Brian Noland originally wanted to become a teacher, but the twists and turns of his career have led him to be one of three finalists for the presidency of East Tennessee State University.
“I didn’t get into this business to be a college president,” he said in a school staff forum Thursday. “I didn’t get into this business to be a chancellor. I got into it to be a faculty member.”
Noland, chancellor of the West Virginia Higher Education Policy Commission, visited the campus of ETSU Thursday for campus forums and a community reception. He was one of three finalists selected from 49 applicants to succeed Dr. Paul E. Stanton Jr. as ETSU’s next president. Stanton will retire in January.
Originally from Sterling, Va., Noland worked at the Tennessee Higher Education Commission from 1998 until 2006 as the assistant director of academic programs, director of academic affairs and the associate executive director. While at THEC, he helped develop and implement the Tennessee Education Lottery Scholarship program. He went to West Virginia from THEC.
Most of the questions Noland fielded from the various university constituencies during Thursday’s forums, which began at 8:45 a.m and continued all day, were asked of Robert Frank on Wednesday. Frank, provost and senior vice president for academic affairs at Kent State University in Ohio, attended campus forums and a reception Wednesday.
Throughout the presidential search process, the argument that salaries are too low at ETSU has been discussed. According to an internal study, ETSU’s salaries for faculty are last in the nation. School staff said they face the same situation with pay.
Noland said ETSU was fortunate, though, in that employees there have not been furloughed or experienced layoffs. Many schools have had to reduce their employees to deal with continuing budget reversions from state governments.
Still, salaries could be improved, he said.
“We’ve got to look at diversifying our revenues,” he said in the morning staff forum. “State support may improve a little but it’s never going to be where it was.”
He suggested fundraising, grants, contracts and the recruitment of out-of-state and international students as ways to increase revenue to help increase salaries. Students who are not residents of Tennessee pay more tuition.
Asked by Margaret Miller, director of ETSU’s financial aid office, if Noland would continue his policy of listening to knowledgeable faculty and staff to make decisions as he did when he worked at THEC and sought her advice on financial aid issues as it related to the lottery scholarship, he said he would.
“You got to listen to the boots in the field,” he said. “Administrators have all kinds of crazy ideas,” adding that didn’t always make those good ideas.
He said he would not only solicit input directly, but encouraged everyone to contact him.
“I have an open-door policy,” he said. “I have an open-email policy.”
Just like Frank, Noland too was asked about whether he would entertain the return of the football program to ETSU. That program was eliminated in 2003, because it was losing money.
Noland said any discussion of football should involve campus and community.
“I need to see the feasibility study,” Noland said. “I need to get a sense of the cost.
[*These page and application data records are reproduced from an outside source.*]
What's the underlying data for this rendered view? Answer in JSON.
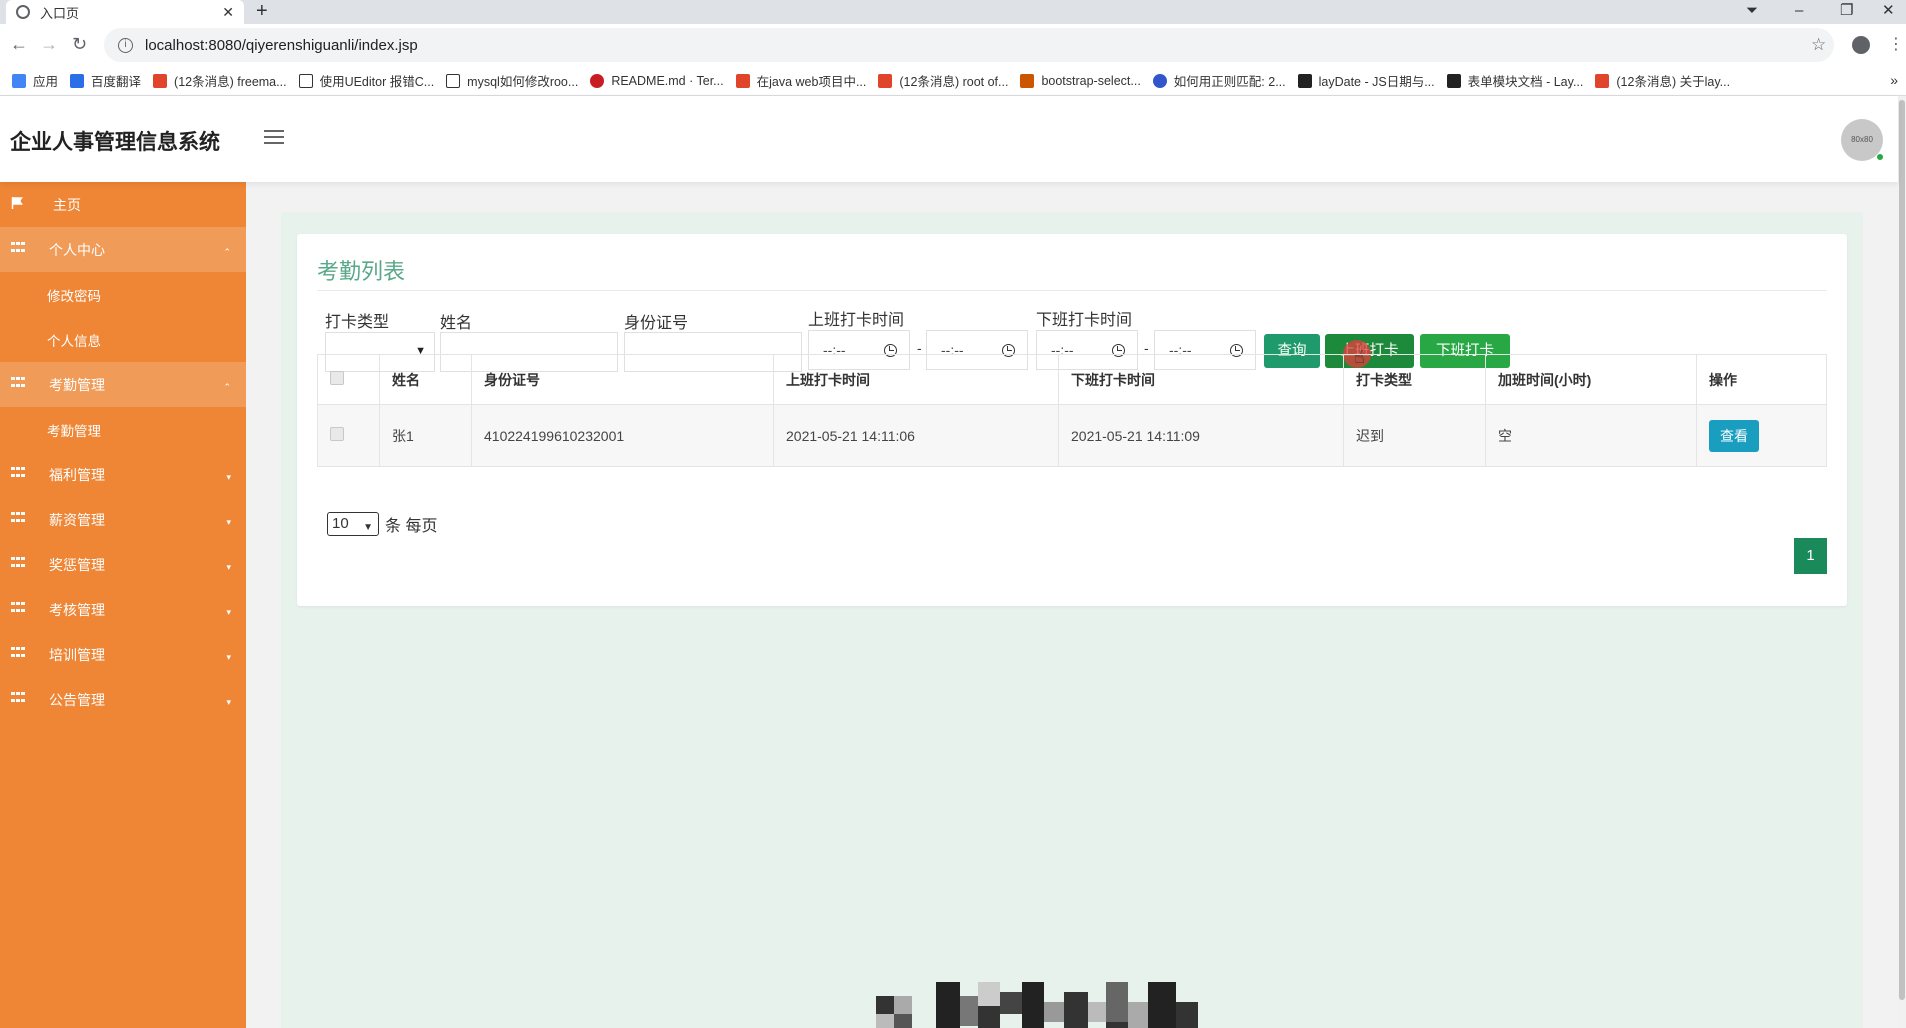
{
  "browser": {
    "tab_title": "入口页",
    "url": "localhost:8080/qiyerenshiguanli/index.jsp",
    "bookmarks": [
      {
        "label": "应用",
        "color": "#4285f4"
      },
      {
        "label": "百度翻译",
        "color": "#2a6ee8"
      },
      {
        "label": "(12条消息) freema...",
        "color": "#e0442a"
      },
      {
        "label": "使用UEditor 报错C...",
        "color": "#333333"
      },
      {
        "label": "mysql如何修改roo...",
        "color": "#333333"
      },
      {
        "label": "README.md · Ter...",
        "color": "#c71d23"
      },
      {
        "label": "在java web项目中...",
        "color": "#e0442a"
      },
      {
        "label": "(12条消息) root of...",
        "color": "#e0442a"
      },
      {
        "label": "bootstrap-select...",
        "color": "#cc5500"
      },
      {
        "label": "如何用正则匹配: 2...",
        "color": "#3355cc"
      },
      {
        "label": "layDate - JS日期与...",
        "color": "#222222"
      },
      {
        "label": "表单模块文档 - Lay...",
        "color": "#222222"
      },
      {
        "label": "(12条消息) 关于lay...",
        "color": "#e0442a"
      }
    ]
  },
  "header": {
    "title": "企业人事管理信息系统",
    "avatar_text": "80x80"
  },
  "sidebar": {
    "items": [
      {
        "label": "主页",
        "icon": "flag-icon"
      },
      {
        "label": "个人中心",
        "icon": "grid-icon",
        "caret": "⌃"
      },
      {
        "label": "修改密码"
      },
      {
        "label": "个人信息"
      },
      {
        "label": "考勤管理",
        "icon": "grid-icon",
        "caret": "⌃"
      },
      {
        "label": "考勤管理"
      },
      {
        "label": "福利管理",
        "icon": "grid-icon",
        "caret": "▾"
      },
      {
        "label": "薪资管理",
        "icon": "grid-icon",
        "caret": "▾"
      },
      {
        "label": "奖惩管理",
        "icon": "grid-icon",
        "caret": "▾"
      },
      {
        "label": "考核管理",
        "icon": "grid-icon",
        "caret": "▾"
      },
      {
        "label": "培训管理",
        "icon": "grid-icon",
        "caret": "▾"
      },
      {
        "label": "公告管理",
        "icon": "grid-icon",
        "caret": "▾"
      }
    ]
  },
  "panel": {
    "title": "考勤列表",
    "filters": {
      "type_label": "打卡类型",
      "name_label": "姓名",
      "id_label": "身份证号",
      "in_time_label": "上班打卡时间",
      "out_time_label": "下班打卡时间",
      "time_placeholder": "--:--",
      "dash": "-"
    },
    "buttons": {
      "query": "查询",
      "clock_in": "上班打卡",
      "clock_out": "下班打卡"
    },
    "table": {
      "headers": [
        "姓名",
        "身份证号",
        "上班打卡时间",
        "下班打卡时间",
        "打卡类型",
        "加班时间(小时)",
        "操作"
      ],
      "rows": [
        {
          "name": "张1",
          "id_number": "410224199610232001",
          "in_time": "2021-05-21 14:11:06",
          "out_time": "2021-05-21 14:11:09",
          "type": "迟到",
          "overtime": "空",
          "action": "查看"
        }
      ]
    },
    "pagination": {
      "page_size": "10",
      "page_size_suffix": "条 每页",
      "current_page": "1"
    }
  },
  "colors": {
    "sidebar": "#ee8636",
    "accent_green": "#1e9a6c",
    "title_green": "#5aa88a",
    "view_button": "#1a9ec0"
  }
}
We can do anything if there’s community support.”
Noland was asked about encouraging diversity on campus in the staff, student and faculty forums. He said diversity on campus is paramount to what a college environment is. Diversity includes having varied races of students and faculty, students from other nations, veterans, non-traditional students and others who bring a broad range of views and experiences to the campus.
“Diversity underlays every aspect of the university,” Noland said.
During the faculty forum a question was raised about the perception that Noland has limited understanding of faculty life.
He responded by saying he taught several courses while trying to author several papers in one semester and also worked on a revision to a paper he had previously submitted, so he understands the nature and pressures of faculty work.
The first question asked of Noland in the first student forum Thursday was about his approach to involving students in administration.
He again referenced his open-door policy and said he wanted to meet students as much as possible.
“I want to get out around campus,” Noland said. “I want to play ball in the Basler Center” for Physical Activity.
One more candidate has been invited to the campus for forums, community tours and a reception: Sandra Patterson-Randles, president of Indiana University Southeast. She will be on campus today.
Following Patterson-Randles visit, Tennessee Board of Regents Chancellor John Morgan will meet or speak privately with members of the local search committee who selected the finalists to glean their thoughts on her, Noland and Frank.
He will use that information to recommend one candidate to the full Board for acceptance or rejection.